As climate change hits fall foliage season, money won’t grow on trees forever
How climate change is withering fall foliage and the tourism that relies on it
By Justin Sharon
(Justin Sharon is a longtime freelance writer. After working at Merrill Lynch for many years, he transitioned to financial journalism. Among other subjects, he also authors a monthly column about British soccer.)
NEW YORK (Callaway Climate Insights) — October is prime peak leaf-peeping season in several parts of the United States, an event as evocative of autumn as pumpkin patches and apple picking. While locations ranging from the Great Smoky Mountains in the Southeast to Colorado’s Breckenridge all have their unique charms and for one region especially, fall foliage is a rite of passage.
In New England, the vibrant golds, reds, and oranges brought forth by mighty oaks, maples, and hickories as they change hue represent the color of money. For area economies, the impact is no mere tree-hugging exercise; it’s estimated that those leaves rake in more than $3 billion in sightseeing-related tourist revenue for the six states.
Even amid the pandemic’s lingering impact, New Hampshire is anticipating some 3.2 million visitors this fall, a tally it tops only in summer. In Vermont — home to Stowe, the scenic town that bills itself as “Fall’s Color Capital” — foliage season accounts for approximately 10% of all annual tourist revenue. And in the Nutmeg State, Gov. Ned Lamont himself spearheaded a $1.4 million “Full Color Connecticut” advertising blitz recently.
Polly’s Pancake Parlor, a New Hampshire institution for more than eight decades, is testament to the enduring significance of fall foliage spending on local businesses. The restaurant welcomed almost 1,000 paying customers on the Sunday of the Columbus Day holiday weekend in 2019, a total swelled by legions of lucrative visiting leaf-peepers. On the corresponding weekend this year, it suspended telephone booking entirely and operated on a strictly first come, first served basis for what is invariably its single busiest period of the entire year.

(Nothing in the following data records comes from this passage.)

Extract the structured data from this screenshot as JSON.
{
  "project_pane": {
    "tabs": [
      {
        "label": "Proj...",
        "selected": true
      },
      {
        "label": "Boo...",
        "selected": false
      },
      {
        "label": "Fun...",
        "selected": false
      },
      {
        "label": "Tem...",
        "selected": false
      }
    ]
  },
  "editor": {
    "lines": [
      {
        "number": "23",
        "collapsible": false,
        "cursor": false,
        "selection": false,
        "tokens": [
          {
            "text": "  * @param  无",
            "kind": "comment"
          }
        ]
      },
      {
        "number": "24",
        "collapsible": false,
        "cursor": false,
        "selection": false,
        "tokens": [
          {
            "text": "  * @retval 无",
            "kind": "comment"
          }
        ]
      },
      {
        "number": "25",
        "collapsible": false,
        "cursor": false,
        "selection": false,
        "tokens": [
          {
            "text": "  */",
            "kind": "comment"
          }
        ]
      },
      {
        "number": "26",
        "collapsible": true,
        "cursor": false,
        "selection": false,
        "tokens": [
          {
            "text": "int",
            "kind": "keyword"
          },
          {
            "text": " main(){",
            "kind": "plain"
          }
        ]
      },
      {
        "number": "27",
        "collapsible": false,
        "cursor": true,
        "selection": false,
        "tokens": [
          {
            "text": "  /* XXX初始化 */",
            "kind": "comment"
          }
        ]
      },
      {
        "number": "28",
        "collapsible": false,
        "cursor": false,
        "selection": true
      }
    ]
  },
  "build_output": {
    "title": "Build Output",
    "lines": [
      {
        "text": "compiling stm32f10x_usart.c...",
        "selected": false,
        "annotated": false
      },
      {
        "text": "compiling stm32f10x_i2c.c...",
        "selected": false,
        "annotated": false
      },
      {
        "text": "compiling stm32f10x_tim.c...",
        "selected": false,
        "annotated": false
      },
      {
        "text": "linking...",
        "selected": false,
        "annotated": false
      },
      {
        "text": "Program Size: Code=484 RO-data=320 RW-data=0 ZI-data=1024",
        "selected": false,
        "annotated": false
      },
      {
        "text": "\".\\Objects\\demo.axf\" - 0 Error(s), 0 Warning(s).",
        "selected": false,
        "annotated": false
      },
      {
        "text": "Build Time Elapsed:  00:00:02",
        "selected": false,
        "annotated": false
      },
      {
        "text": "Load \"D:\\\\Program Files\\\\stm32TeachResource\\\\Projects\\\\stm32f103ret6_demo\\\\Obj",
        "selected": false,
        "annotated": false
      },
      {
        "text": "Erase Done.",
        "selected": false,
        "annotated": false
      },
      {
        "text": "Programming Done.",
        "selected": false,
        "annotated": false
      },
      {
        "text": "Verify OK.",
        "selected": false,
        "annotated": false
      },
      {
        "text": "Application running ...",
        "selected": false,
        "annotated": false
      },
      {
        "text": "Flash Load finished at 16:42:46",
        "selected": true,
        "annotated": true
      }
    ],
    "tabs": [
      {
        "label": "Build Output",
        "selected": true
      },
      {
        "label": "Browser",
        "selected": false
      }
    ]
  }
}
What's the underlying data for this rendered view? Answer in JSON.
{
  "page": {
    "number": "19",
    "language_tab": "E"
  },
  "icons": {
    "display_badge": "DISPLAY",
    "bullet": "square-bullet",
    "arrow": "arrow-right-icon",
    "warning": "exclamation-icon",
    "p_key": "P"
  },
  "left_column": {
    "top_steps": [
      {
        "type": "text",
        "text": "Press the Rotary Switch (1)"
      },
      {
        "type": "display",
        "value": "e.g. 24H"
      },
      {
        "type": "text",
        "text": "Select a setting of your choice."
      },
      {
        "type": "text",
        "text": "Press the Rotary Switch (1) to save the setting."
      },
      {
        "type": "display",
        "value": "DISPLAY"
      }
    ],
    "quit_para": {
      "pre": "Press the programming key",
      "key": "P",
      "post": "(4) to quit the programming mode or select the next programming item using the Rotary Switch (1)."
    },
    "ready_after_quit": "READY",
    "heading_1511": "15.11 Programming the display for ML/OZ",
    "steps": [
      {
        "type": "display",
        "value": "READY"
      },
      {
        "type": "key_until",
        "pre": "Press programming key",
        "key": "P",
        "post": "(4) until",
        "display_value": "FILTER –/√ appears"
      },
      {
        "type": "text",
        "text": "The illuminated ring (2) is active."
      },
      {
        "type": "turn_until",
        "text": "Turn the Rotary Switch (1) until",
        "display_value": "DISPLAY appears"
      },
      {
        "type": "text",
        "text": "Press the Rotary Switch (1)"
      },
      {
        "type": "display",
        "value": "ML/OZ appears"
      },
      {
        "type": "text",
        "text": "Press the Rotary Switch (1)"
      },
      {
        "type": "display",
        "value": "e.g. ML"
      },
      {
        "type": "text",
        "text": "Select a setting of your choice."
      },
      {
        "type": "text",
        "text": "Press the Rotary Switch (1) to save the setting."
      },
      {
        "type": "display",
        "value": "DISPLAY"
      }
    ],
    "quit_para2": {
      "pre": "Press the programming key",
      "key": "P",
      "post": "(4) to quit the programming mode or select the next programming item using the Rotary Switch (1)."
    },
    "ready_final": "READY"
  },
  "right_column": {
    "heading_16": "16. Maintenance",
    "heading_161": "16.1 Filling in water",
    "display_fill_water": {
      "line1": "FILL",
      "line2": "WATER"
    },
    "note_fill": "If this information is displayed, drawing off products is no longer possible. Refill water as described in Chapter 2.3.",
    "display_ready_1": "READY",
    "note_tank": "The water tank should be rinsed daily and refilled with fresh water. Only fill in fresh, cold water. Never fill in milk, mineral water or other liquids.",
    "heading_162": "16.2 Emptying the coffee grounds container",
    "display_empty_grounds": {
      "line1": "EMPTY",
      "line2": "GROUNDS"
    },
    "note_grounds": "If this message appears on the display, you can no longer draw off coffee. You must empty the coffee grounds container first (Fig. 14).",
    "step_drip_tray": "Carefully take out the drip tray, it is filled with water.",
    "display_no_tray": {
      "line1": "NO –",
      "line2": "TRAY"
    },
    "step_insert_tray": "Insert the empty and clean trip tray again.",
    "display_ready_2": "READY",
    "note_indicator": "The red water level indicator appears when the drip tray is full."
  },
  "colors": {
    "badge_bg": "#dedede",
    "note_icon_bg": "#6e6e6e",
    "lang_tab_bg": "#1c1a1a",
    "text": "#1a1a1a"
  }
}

Such is the importance of fall foliage visitors to the family-owned establishment, its website has collated an extraordinarily detailed Fall Leaf Color Chart, with data going back to 1975. The results indicate that, on average, peak fall foliage season is being delayed by about a day a decade.
While myriad factors may be at work, a growing consensus appears to suggest that climate change is playing a role in fall foliage increasingly being marked by shortened seasons and more muted colors. Much of New England experienced a debilitating drought in 2021, swiftly followed by an unusually wet summer. Such a combination is spectacularly ill suited to tree vitality.
As we all learned in biology class, a process known as photosynthesis produces the pigment chlorophyll that gives tree leaves their green appearance. In the autumn, leaves stop photosynthesizing and their chlorophyll breaks down, revealing rich yellow and orange colors. A key cue that trees rely on to begin this process is temperature, with the onset of their transformation heralded by the arrival of cooler weather. In an era of warming temperatures, trees receive confusing mixed signals. Invasive species, diseases, and pests are also all more prevalent as the mercury rises, subjecting trees to additional stress.
Environmental scientist Stephanie Spera, an assistant professor of physical geography at the University of Richmond, is studying the impact of climate change on fall foliage in Maine’s Acadia National Park. In addition to analyzing satellite data, she is enlisting scores of ‘citizen scientists’ who are encouraged to send in their fall photos taken in the park from the Eisenhower Administration to the age of Instagram.
Spera, a proud native New Englander, tells Callaway Climate Insights that “Granite runs through my veins.” As such, this project is personal for her. The goal of her research is to understand how changes in temperature and precipitation have affected the timing and duration of fall foliage in Acadia, and how these fluctuations have impacted the number of park visitors. As she points out, “Such changes have important implications for the local economies of towns on and around Mount Desert Island.”
Utilizing archival and photographic sources, a clear pattern can be deciphered at this picturesque campground over time. Spera notes that “In the 1950s, peak fall foliage in the area was taking place around October 4-5, whereas it doesn’t now occur until Oct. 12-13. Severe droughts and extreme precipitation events — both of which are becoming more prevalent in the Northeast — are contributory factors. In analyzing the climate data, nighttime temperatures in particular are getting warmer, and the number of days with downpours are also increasing.”
On Wall Street, there’s an old expression that “The trend is your friend.” Alas, long-term fall foliage trends in the many New England towns that depend on autumn tourist dollars aren’t altogether auspicious. How long all those brilliant purples and browns can reliably continue to pull in the green is increasingly up for debate.